Component data from apps and pages:
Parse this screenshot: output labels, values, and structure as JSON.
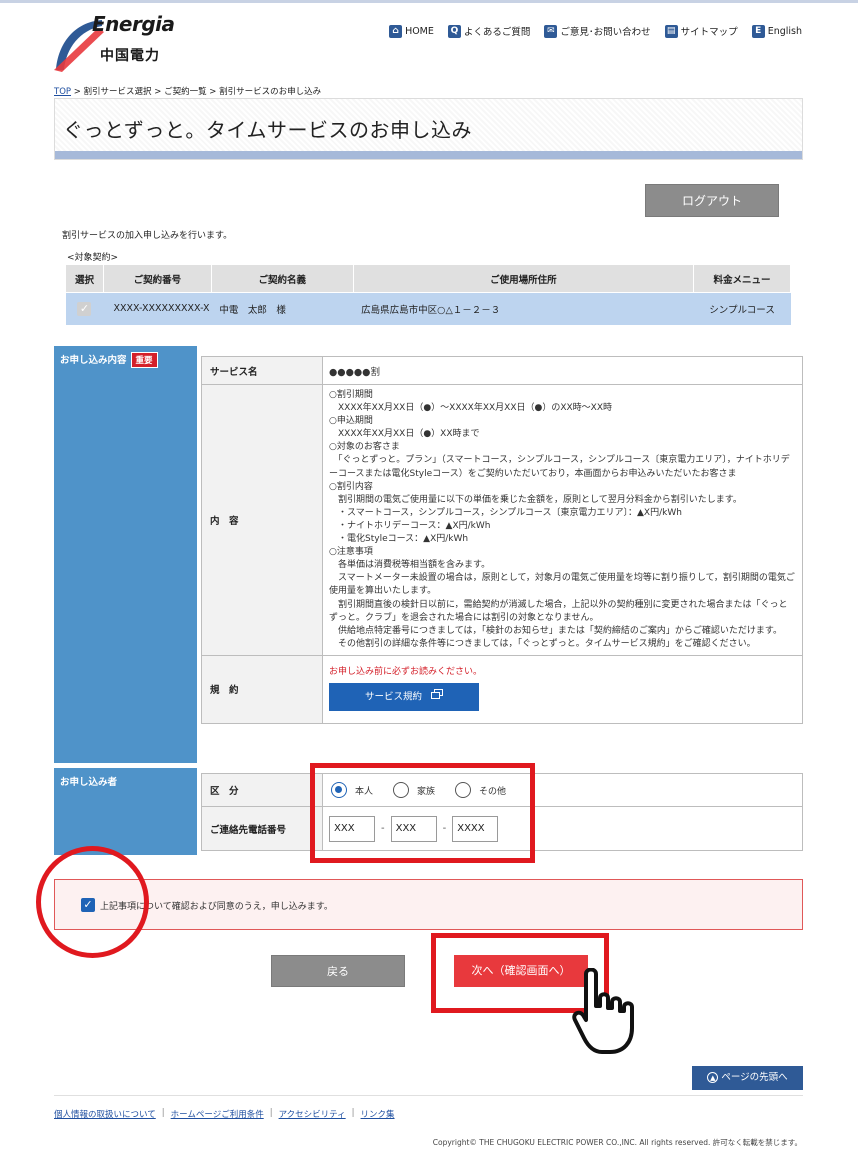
{
  "header": {
    "logo_word": "Energia",
    "logo_jp": "中国電力",
    "nav": [
      {
        "icon": "home-icon",
        "glyph": "⌂",
        "label": "HOME"
      },
      {
        "icon": "question-icon",
        "glyph": "Q",
        "label": "よくあるご質問"
      },
      {
        "icon": "mail-icon",
        "glyph": "✉",
        "label": "ご意見･お問い合わせ"
      },
      {
        "icon": "sitemap-icon",
        "glyph": "▤",
        "label": "サイトマップ"
      },
      {
        "icon": "english-icon",
        "glyph": "E",
        "label": "English"
      }
    ]
  },
  "breadcrumb": {
    "top": "TOP",
    "rest": " > 割引サービス選択 > ご契約一覧 > 割引サービスのお申し込み"
  },
  "page_title": "ぐっとずっと。タイムサービスのお申し込み",
  "logout_label": "ログアウト",
  "intro_text": "割引サービスの加入申し込みを行います。",
  "target_label": "<対象契約>",
  "contract_table": {
    "headers": [
      "選択",
      "ご契約番号",
      "ご契約名義",
      "ご使用場所住所",
      "料金メニュー"
    ],
    "row": {
      "number": "XXXX-XXXXXXXXX-X",
      "name": "中電　太郎　様",
      "address": "広島県広島市中区○△１－２－３",
      "menu": "シンプルコース"
    }
  },
  "application": {
    "side_label": "お申し込み内容",
    "badge": "重要",
    "service_name_label": "サービス名",
    "service_name_value": "●●●●●割",
    "content_label": "内　容",
    "content_lines": [
      "○割引期間",
      "　XXXX年XX月XX日（●）～XXXX年XX月XX日（●）のXX時～XX時",
      "○申込期間",
      "　XXXX年XX月XX日（●）XX時まで",
      "○対象のお客さま",
      "　「ぐっとずっと。プラン」（スマートコース，シンプルコース，シンプルコース〔東京電力エリア〕，ナイトホリデーコースまたは電化Styleコース）をご契約いただいており，本画面からお申込みいただいたお客さま",
      "○割引内容",
      "　割引期間の電気ご使用量に以下の単価を乗じた金額を，原則として翌月分料金から割引いたします。",
      "　・スマートコース，シンプルコース，シンプルコース〔東京電力エリア〕：▲X円/kWh",
      "　・ナイトホリデーコース：▲X円/kWh",
      "　・電化Styleコース：▲X円/kWh",
      "○注意事項",
      "　各単価は消費税等相当額を含みます。",
      "　スマートメーター未設置の場合は，原則として，対象月の電気ご使用量を均等に割り振りして，割引期間の電気ご使用量を算出いたします。",
      "　割引期間直後の検針日以前に，需給契約が消滅した場合，上記以外の契約種別に変更された場合または「ぐっとずっと。クラブ」を退会された場合には割引の対象となりません。",
      "　供給地点特定番号につきましては，「検針のお知らせ」または「契約締結のご案内」からご確認いただけます。",
      "　その他割引の詳細な条件等につきましては，「ぐっとずっと。タイムサービス規約」をご確認ください。"
    ],
    "terms_label": "規　約",
    "terms_notice": "お申し込み前に必ずお読みください。",
    "terms_button": "サービス規約"
  },
  "applicant": {
    "side_label": "お申し込み者",
    "category_label": "区　分",
    "options": [
      "本人",
      "家族",
      "その他"
    ],
    "selected": "本人",
    "phone_label": "ご連絡先電話番号",
    "phone": [
      "XXX",
      "XXX",
      "XXXX"
    ],
    "phone_sep": "-"
  },
  "agreement_text": "上記事項について確認および同意のうえ，申し込みます。",
  "back_button": "戻る",
  "next_button": "次へ（確認画面へ）",
  "pagetop_button": "ページの先頭へ",
  "footer": {
    "links": [
      "個人情報の取扱いについて",
      "ホームページご利用条件",
      "アクセシビリティ",
      "リンク集"
    ],
    "sep": "|",
    "copyright": "Copyright© THE CHUGOKU ELECTRIC POWER CO.,INC. All rights reserved.  許可なく転載を禁じます。"
  },
  "colors": {
    "accent_blue": "#1f63b6",
    "side_blue": "#4f93c9",
    "annotation_red": "#e0191f",
    "next_red": "#e8393d"
  }
}
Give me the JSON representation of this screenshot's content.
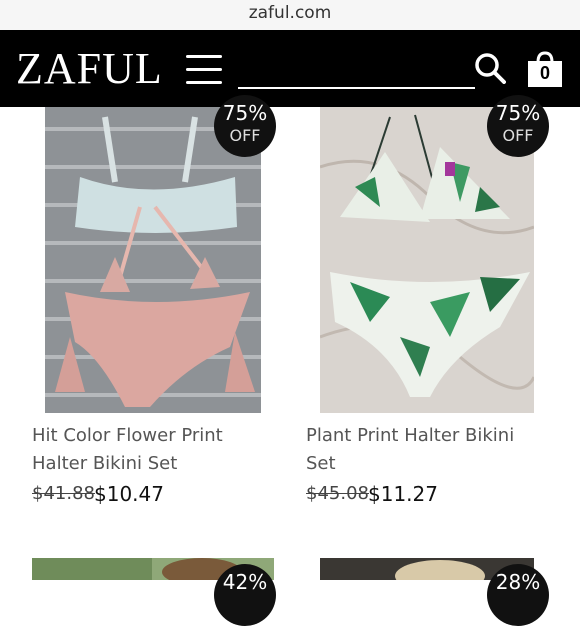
{
  "browser": {
    "url": "zaful.com"
  },
  "header": {
    "logo": "ZAFUL",
    "cart_count": "0"
  },
  "products": [
    {
      "discount": "75%",
      "off_label": "OFF",
      "title_line1": "Hit Color Flower Print",
      "title_line2": "Halter Bikini Set",
      "old_price": "$41.88",
      "price": "$10.47"
    },
    {
      "discount": "75%",
      "off_label": "OFF",
      "title_line1": "Plant Print Halter Bikini",
      "title_line2": "Set",
      "old_price": "$45.08",
      "price": "$11.27"
    },
    {
      "discount": "42%"
    },
    {
      "discount": "28%"
    }
  ]
}
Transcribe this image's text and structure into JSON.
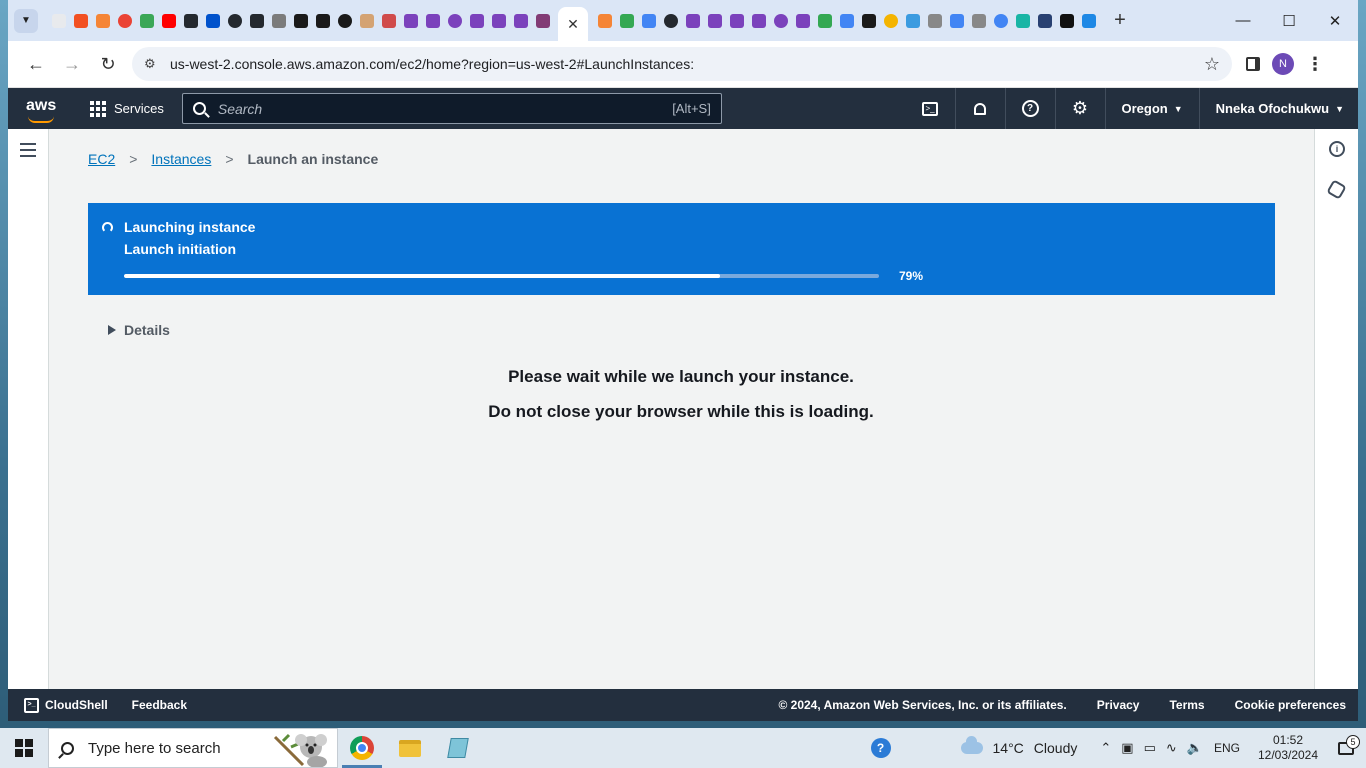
{
  "browser": {
    "tab_icon_colors": [
      "#e8eaed",
      "#f25022",
      "#f58536",
      "#ea4335",
      "#3aa757",
      "#ff0000",
      "#24292f",
      "#0052cc",
      "#24292f",
      "#24292f",
      "#7b7b7b",
      "#1a1a1a",
      "#1a1a1a",
      "#1a1a1a",
      "#d4a373",
      "#d04b4b",
      "#7b42bc",
      "#7b42bc",
      "#7b42bc",
      "#7b42bc",
      "#7b42bc",
      "#7b42bc",
      "#823b75"
    ],
    "tab_icon_colors_right": [
      "#f58536",
      "#34a853",
      "#4285f4",
      "#24292f",
      "#7b42bc",
      "#7b42bc",
      "#7b42bc",
      "#7b42bc",
      "#7b42bc",
      "#7b42bc",
      "#34a853",
      "#4285f4",
      "#1a1a1a",
      "#f4b400",
      "#3b9be0",
      "#888888",
      "#4285f4",
      "#888888",
      "#4285f4",
      "#19b5a5",
      "#294172",
      "#111111",
      "#1e88e5"
    ],
    "url": "us-west-2.console.aws.amazon.com/ec2/home?region=us-west-2#LaunchInstances:",
    "profile_initial": "N"
  },
  "aws_nav": {
    "logo": "aws",
    "services_label": "Services",
    "search_placeholder": "Search",
    "search_shortcut": "[Alt+S]",
    "region": "Oregon",
    "user": "Nneka Ofochukwu"
  },
  "breadcrumb": {
    "items": [
      "EC2",
      "Instances"
    ],
    "current": "Launch an instance"
  },
  "flash": {
    "title": "Launching instance",
    "subtitle": "Launch initiation",
    "progress": 0.79,
    "progress_label": "79%",
    "color": "#0972d3"
  },
  "details": {
    "label": "Details"
  },
  "message": {
    "line1": "Please wait while we launch your instance.",
    "line2": "Do not close your browser while this is loading."
  },
  "footer": {
    "cloudshell": "CloudShell",
    "feedback": "Feedback",
    "copyright": "© 2024, Amazon Web Services, Inc. or its affiliates.",
    "privacy": "Privacy",
    "terms": "Terms",
    "cookie": "Cookie preferences"
  },
  "taskbar": {
    "search_placeholder": "Type here to search",
    "weather_temp": "14°C",
    "weather_desc": "Cloudy",
    "language": "ENG",
    "time": "01:52",
    "date": "12/03/2024",
    "notifications": "5"
  }
}
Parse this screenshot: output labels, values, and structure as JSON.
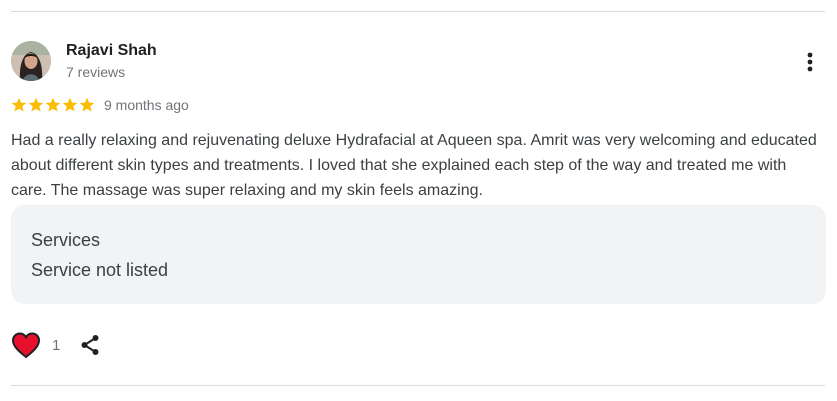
{
  "reviewer": {
    "name": "Rajavi Shah",
    "review_count": "7 reviews"
  },
  "rating": {
    "stars": 5,
    "max": 5,
    "time_ago": "9 months ago",
    "star_color": "#fbbc04"
  },
  "review": {
    "text": "Had a really relaxing and rejuvenating deluxe Hydrafacial at Aqueen spa. Amrit was very welcoming and educated about different skin types and treatments. I loved that she explained each step of the way and treated me with care. The massage was super relaxing and my skin feels amazing."
  },
  "details": {
    "label": "Services",
    "value": "Service not listed"
  },
  "actions": {
    "like_count": "1",
    "like_icon": "heart-icon",
    "like_color": "#e8112d",
    "share_icon": "share-icon",
    "more_icon": "more-vert-icon"
  }
}
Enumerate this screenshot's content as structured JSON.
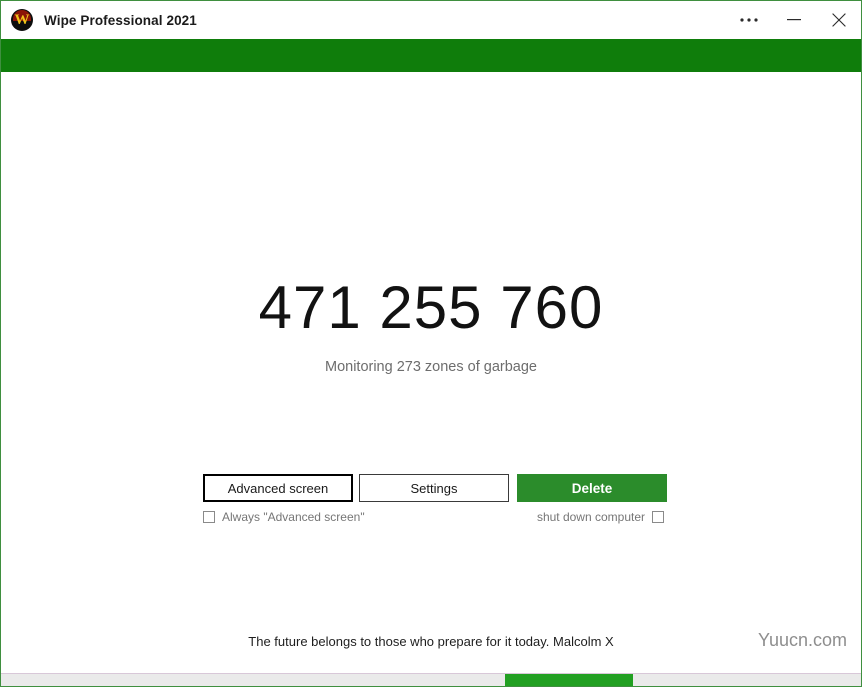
{
  "window": {
    "title": "Wipe Professional 2021",
    "app_icon_name": "wipe-logo-icon",
    "app_icon_letter": "W",
    "border_color": "#3f8f3f",
    "controls": [
      {
        "name": "more-options-icon",
        "glyph": "•••",
        "label": "More"
      },
      {
        "name": "minimize-icon",
        "glyph": "—",
        "label": "Minimize"
      },
      {
        "name": "close-icon",
        "glyph": "✕",
        "label": "Close"
      }
    ]
  },
  "header": {
    "band_color": "#0f7d0b"
  },
  "main": {
    "counter": "471 255 760",
    "status": "Monitoring 273 zones of garbage",
    "buttons": [
      {
        "name": "advanced-screen-button",
        "label": "Advanced screen",
        "style": "focused"
      },
      {
        "name": "settings-button",
        "label": "Settings",
        "style": "default"
      },
      {
        "name": "delete-button",
        "label": "Delete",
        "style": "primary"
      }
    ],
    "options": [
      {
        "name": "always-advanced-screen-checkbox",
        "label": "Always \"Advanced screen\"",
        "checked": false,
        "label_position": "right"
      },
      {
        "name": "shut-down-computer-checkbox",
        "label": "shut down computer",
        "checked": false,
        "label_position": "left"
      }
    ],
    "primary_color": "#2b8c2b"
  },
  "footer": {
    "quote": "The future belongs to those who prepare for it today. Malcolm X",
    "watermark": "Yuucn.com"
  },
  "status_bar": {
    "progress_color": "#22a022",
    "track_color": "#eaeaea"
  }
}
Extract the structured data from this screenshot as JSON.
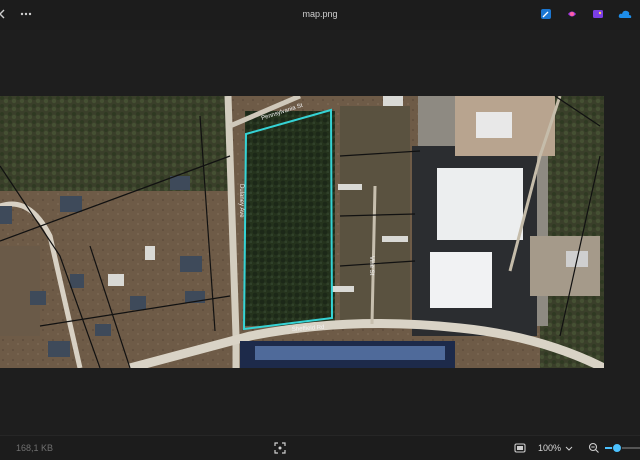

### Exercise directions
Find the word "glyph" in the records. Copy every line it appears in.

### Written reply
        "glyph": "⌂",
        "glyph": "Q",
        "glyph": "✉",
        "glyph": "▤",
        "glyph": "E",
        "glyph": "•••",
        "glyph": "—",
        "glyph": "✕",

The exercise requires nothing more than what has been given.